Ayaan Hirsi Ali Loses Her Home
posted at 12:05 am on April 30, 2006 by Bryan
Via Peaktalk, the story of Ayaan Hirsi Ali just gets worse. Hirsi Ali is the Somali-born Dutch parliamentarian whose outspokenness on the rights of women under Islam has made her a marked woman. Islamists have issued a fatwa calling for her death. And now she’s been evicted by court order at the request of her neighbors, who find her security concerns a nuisance. The Dutch court used superseding European law as the basis of its ruling:
The court considers in its ruling that the neighbors have been put into a situation that has contributed to them feeling less safe in their own house. That feeling is extended to the communal living spaces of the apartment complex, but also to their own apartments. The court argues that this is a severe violation of one’s private life (as per Article 8 of the European Treaty for Human Rights).
Hirsi Ali hasn’t broken any laws; she has criticized the lack of women’s rights under Islam, which under Dutch law she is supposedly free to do. The threats against her for speaking out are for real: Her friend and co-producer on the film Submission, Theo Van Gogh, was brutally murdered by an Islamist on the streets of Amsterdam. But the law that isn’t doing anything about the Islamists issuing fatwas and threatening death evicts Hirsi Ali from her own home because her security problems are too much to bear for her neighbors, citing an abstract violation of private life. It would seem to me that if there’s a violation of one’s private life going on here, it’s being done by the Islamists who are stalking Ayaan Hirsi Ali. Wherever she ends up, they will continue to stalk her. If her new neighbors sue, she will be evicted again.
Where can she possibly live where her neighbors won’t be similarly inconvenienced by the fatwa against her? I doubt the Dutch court realizes what it has wrought here. Her eviction, supposing it stands up all the way through the Dutch supreme court, is empowering to the Islamists, who can now hound the outspoken via word, action and now by proxy through the Dutch courts and the squeamishness of the average Dutch citizen.
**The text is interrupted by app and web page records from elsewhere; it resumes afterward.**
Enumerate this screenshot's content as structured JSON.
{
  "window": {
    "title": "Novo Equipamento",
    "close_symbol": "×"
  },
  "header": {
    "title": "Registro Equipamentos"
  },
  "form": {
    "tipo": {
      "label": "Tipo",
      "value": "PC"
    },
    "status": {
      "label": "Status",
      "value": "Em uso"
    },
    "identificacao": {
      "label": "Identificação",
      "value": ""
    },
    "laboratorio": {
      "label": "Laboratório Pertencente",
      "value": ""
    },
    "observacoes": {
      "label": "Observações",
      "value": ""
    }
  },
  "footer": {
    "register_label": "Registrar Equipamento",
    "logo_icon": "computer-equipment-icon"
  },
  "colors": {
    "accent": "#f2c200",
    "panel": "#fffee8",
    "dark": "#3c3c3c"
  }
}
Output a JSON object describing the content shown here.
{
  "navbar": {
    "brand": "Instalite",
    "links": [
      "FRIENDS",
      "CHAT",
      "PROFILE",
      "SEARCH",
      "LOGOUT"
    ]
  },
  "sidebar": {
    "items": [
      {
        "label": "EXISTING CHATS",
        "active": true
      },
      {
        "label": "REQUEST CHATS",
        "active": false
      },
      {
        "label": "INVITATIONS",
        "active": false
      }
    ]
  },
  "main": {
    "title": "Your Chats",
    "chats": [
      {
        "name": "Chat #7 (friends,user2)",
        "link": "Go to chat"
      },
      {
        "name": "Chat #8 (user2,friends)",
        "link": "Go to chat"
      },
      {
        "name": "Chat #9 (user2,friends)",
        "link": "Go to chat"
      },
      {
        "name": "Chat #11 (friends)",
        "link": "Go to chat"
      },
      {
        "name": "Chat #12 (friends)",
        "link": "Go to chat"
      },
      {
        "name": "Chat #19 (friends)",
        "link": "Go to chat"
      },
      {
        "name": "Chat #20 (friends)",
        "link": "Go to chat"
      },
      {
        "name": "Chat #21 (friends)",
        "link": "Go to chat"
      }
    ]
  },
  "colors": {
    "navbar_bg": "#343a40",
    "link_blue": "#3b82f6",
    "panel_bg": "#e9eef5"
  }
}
This is the beginning of state-sanctioned dhimmitude in Europe.